App and web page records:
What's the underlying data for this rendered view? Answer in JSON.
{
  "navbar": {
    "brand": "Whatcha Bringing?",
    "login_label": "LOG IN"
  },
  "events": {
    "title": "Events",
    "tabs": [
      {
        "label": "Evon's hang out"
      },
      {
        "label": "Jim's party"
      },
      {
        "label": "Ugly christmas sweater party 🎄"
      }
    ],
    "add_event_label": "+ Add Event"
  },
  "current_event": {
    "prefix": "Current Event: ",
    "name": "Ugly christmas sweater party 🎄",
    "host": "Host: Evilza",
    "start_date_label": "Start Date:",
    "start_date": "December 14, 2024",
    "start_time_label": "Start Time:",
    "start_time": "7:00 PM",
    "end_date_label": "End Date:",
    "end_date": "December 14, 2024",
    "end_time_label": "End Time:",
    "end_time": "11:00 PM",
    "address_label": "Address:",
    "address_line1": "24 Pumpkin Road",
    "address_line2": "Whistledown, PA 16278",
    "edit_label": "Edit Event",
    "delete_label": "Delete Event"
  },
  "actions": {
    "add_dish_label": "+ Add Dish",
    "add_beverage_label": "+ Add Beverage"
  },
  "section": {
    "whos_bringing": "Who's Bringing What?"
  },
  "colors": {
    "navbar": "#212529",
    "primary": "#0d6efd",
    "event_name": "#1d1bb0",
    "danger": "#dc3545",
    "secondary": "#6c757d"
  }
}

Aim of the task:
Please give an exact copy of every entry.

Result of this task:
What's the underlying data for this rendered view? Answer in JSON.
{
  "navbar": {
    "brand": "Whatcha Bringing?",
    "login_label": "LOG IN"
  },
  "events": {
    "title": "Events",
    "tabs": [
      {
        "label": "Evon's hang out"
      },
      {
        "label": "Jim's party"
      },
      {
        "label": "Ugly christmas sweater party 🎄"
      }
    ],
    "add_event_label": "+ Add Event"
  },
  "current_event": {
    "prefix": "Current Event: ",
    "name": "Ugly christmas sweater party 🎄",
    "host": "Host: Evilza",
    "start_date_label": "Start Date:",
    "start_date": "December 14, 2024",
    "start_time_label": "Start Time:",
    "start_time": "7:00 PM",
    "end_date_label": "End Date:",
    "end_date": "December 14, 2024",
    "end_time_label": "End Time:",
    "end_time": "11:00 PM",
    "address_label": "Address:",
    "address_line1": "24 Pumpkin Road",
    "address_line2": "Whistledown, PA 16278",
    "edit_label": "Edit Event",
    "delete_label": "Delete Event"
  },
  "actions": {
    "add_dish_label": "+ Add Dish",
    "add_beverage_label": "+ Add Beverage"
  },
  "section": {
    "whos_bringing": "Who's Bringing What?"
  },
  "colors": {
    "navbar": "#212529",
    "primary": "#0d6efd",
    "event_name": "#1d1bb0",
    "danger": "#dc3545",
    "secondary": "#6c757d"
  }
}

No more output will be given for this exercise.